[Data about app and page elements]
● ● ●

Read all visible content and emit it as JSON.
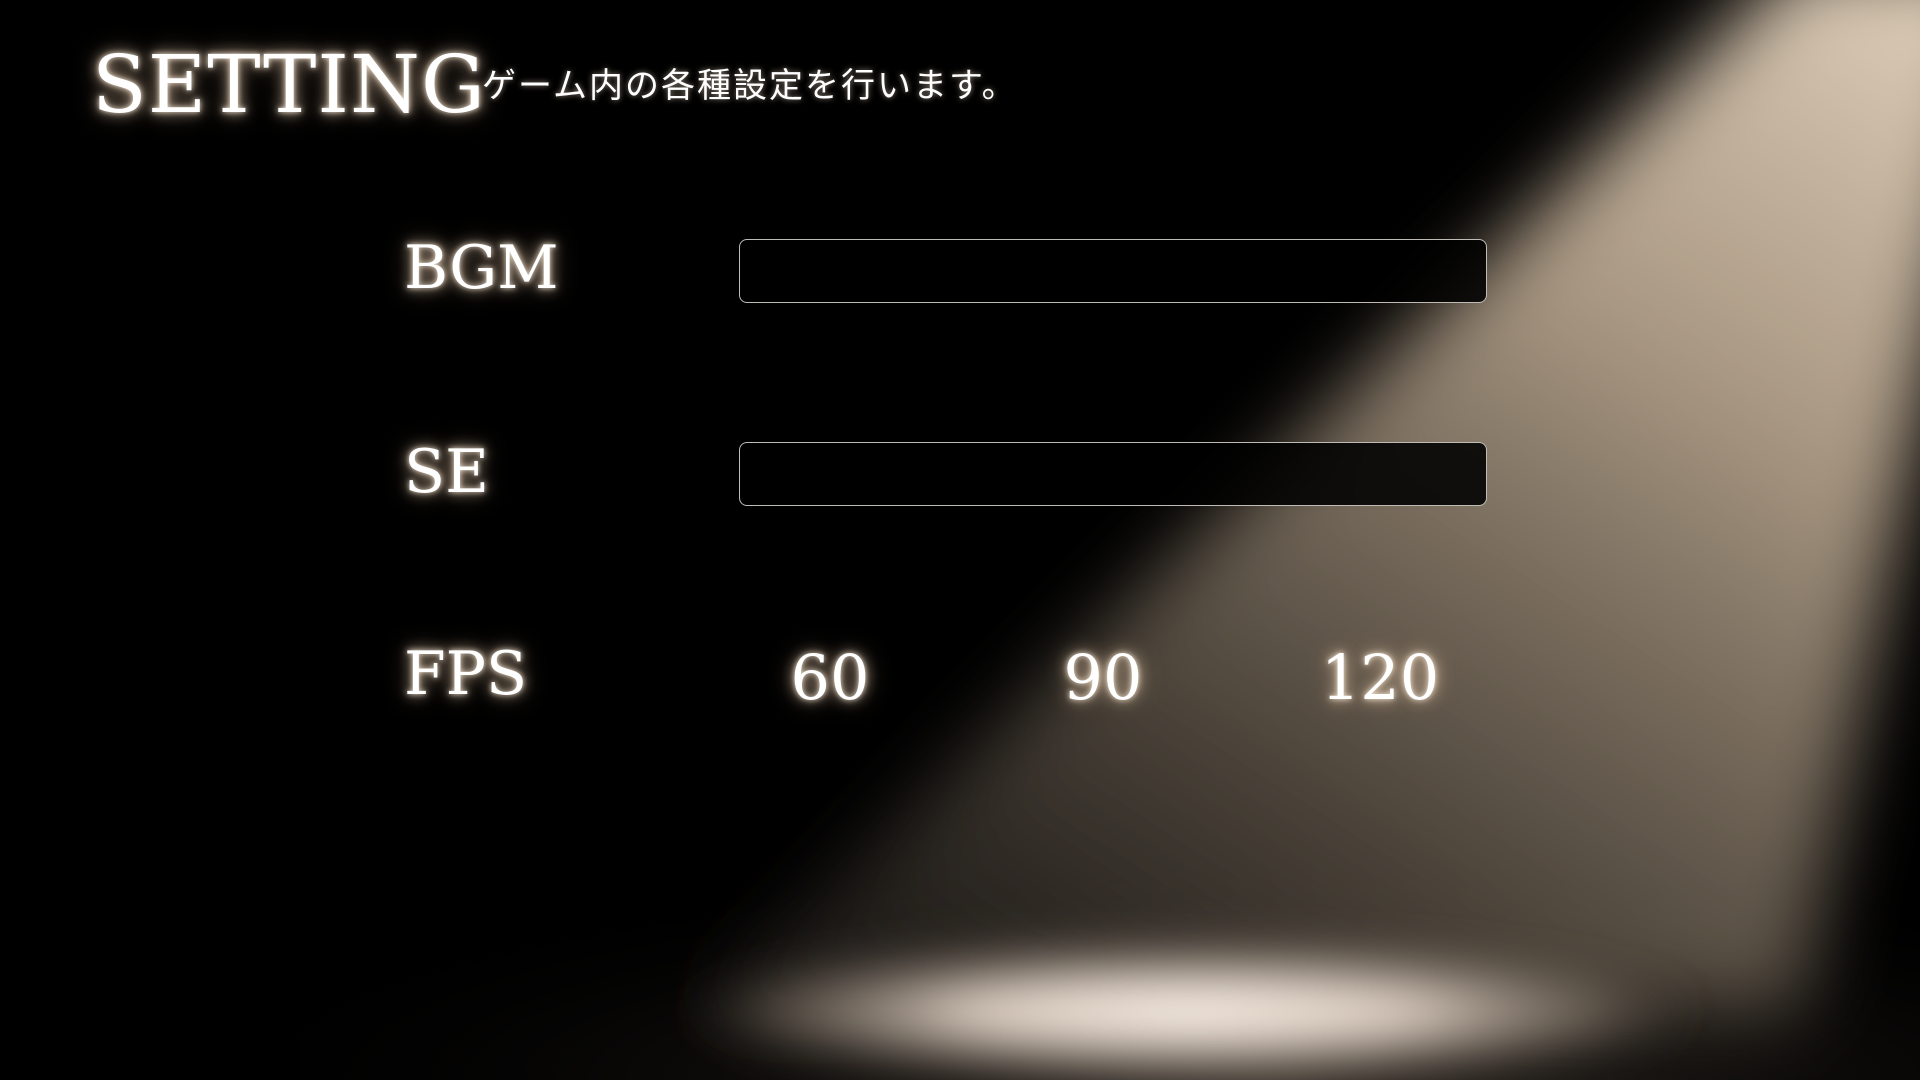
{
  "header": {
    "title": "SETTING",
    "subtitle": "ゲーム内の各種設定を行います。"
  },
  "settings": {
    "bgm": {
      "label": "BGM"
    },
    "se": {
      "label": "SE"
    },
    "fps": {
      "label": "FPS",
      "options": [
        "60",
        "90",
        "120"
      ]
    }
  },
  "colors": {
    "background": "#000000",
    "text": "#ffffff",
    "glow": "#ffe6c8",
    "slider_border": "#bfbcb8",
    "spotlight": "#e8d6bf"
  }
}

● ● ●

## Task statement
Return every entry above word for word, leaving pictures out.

## Written solution
Read all visible content and emit it as JSON.
{
  "header": {
    "title": "SETTING",
    "subtitle": "ゲーム内の各種設定を行います。"
  },
  "settings": {
    "bgm": {
      "label": "BGM"
    },
    "se": {
      "label": "SE"
    },
    "fps": {
      "label": "FPS",
      "options": [
        "60",
        "90",
        "120"
      ]
    }
  },
  "colors": {
    "background": "#000000",
    "text": "#ffffff",
    "glow": "#ffe6c8",
    "slider_border": "#bfbcb8",
    "spotlight": "#e8d6bf"
  }
}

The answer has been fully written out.